- The clusters produced can be a lot dense and tighter than hierarchical clustering due to the presence of globular clusters.

### Disadvantages of K-means Clustering in machine Learning

- We need to choose the value of ‘k’ by ourselves. Or we can use a longer method like the elbow point method. But, it would still take time.
- It’s hard to cluster for varying density and size.
- Outliers can cause problems for the position of the centroid. If an outlier is in the cluster, it would alter the centroid position
- This isn’t suitable for a non-convex shaped cluster.

### K-Means Clustering Applications

We have various interesting areas of application of K-means Clustering.

**1. Insurance Fraud Detection**

We make use of past data and also we draw various patterns to make sure that if any new case comes, it would definitely incline towards any specific cluster that the algorithms have created.

It’s an important thing to do as it can really help us to **reduce** insurance fraud.

**2. Search Engines**

The algorithm helps to form various clusters of possible results.

If any search happens using the search engine, the result will be from a particular cluster, as search engines have a huge collection of clusters.

The query would incline to a particular one prompting the algorithm to give out the accurate result.

**3. Customer Segmentation**

Companies find this very beneficial for improving their customer base.

They would generally create various clusters of types of customers and would specifically target a few of them to improve their campaign.

**4. Crime Hot-Spot Detection**

This is a useful one for any city’s police department.

Using this model, they would identify specific areas with a high frequency of crimes and can gain a lot of information from this.
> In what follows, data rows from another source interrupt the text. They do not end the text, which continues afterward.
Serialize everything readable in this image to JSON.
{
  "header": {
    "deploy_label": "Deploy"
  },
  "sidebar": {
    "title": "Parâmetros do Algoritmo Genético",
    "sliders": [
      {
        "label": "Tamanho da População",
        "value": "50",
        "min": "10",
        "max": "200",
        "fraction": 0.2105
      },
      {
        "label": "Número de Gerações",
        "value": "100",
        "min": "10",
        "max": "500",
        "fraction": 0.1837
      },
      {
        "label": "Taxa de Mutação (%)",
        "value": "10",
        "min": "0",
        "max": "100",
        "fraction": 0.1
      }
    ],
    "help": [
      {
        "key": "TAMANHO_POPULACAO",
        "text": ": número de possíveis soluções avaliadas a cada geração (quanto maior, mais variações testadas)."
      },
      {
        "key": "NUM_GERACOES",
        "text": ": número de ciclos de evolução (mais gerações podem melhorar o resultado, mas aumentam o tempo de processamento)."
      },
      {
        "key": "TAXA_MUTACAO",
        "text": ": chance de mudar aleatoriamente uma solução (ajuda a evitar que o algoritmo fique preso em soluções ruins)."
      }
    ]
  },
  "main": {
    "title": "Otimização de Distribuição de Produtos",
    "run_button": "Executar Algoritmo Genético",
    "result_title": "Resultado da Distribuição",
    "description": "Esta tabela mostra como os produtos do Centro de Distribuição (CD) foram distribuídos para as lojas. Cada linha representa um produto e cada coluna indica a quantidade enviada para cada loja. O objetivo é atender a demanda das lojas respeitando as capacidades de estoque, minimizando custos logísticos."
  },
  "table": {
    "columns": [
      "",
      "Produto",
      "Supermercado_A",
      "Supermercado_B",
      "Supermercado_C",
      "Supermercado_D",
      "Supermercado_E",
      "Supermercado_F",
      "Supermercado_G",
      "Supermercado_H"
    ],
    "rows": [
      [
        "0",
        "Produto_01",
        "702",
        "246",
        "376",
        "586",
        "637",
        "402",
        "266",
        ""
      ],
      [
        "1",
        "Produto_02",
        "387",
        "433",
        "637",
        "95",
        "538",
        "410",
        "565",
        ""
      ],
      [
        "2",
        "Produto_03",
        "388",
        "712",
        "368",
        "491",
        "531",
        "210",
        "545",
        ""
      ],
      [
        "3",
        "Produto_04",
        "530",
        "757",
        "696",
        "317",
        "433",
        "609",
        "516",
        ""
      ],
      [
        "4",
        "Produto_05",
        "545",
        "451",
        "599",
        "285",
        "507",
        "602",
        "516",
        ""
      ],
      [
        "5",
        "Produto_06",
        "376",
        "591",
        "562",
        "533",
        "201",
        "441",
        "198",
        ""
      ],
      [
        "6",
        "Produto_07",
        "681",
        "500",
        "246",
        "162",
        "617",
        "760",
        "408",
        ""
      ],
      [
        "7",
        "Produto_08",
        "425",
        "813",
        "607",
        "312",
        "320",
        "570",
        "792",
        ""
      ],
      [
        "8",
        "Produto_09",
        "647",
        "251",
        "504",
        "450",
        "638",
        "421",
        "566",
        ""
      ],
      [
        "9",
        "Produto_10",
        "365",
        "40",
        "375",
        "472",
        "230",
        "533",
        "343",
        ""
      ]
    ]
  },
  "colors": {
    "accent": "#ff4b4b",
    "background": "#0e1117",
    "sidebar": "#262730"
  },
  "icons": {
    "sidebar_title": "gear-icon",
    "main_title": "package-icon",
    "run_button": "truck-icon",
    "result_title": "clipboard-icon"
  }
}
**5. Diagnostic Systems**

In the medical profession, professionals deal with various cases of ailments, both severe and normal.

This clustering algorithm can help them in various ways like, detect ailments by taking in data of symptoms.

They can also help in being smart support systems and help in making better decisions.

### Conclusion

So, we had an in-depth discussion in the middle section, where we saw the working of the k-means clustering algorithm.

We learned some new stuff like the elbow point technique that were newer ways to calculate ‘k’.

This article was also about understanding the **inner concepts** of the algorithm.

We also looked at some pros and cons of k-means. And finally, tried to wrap the topic with some diverse applications that we can learn about.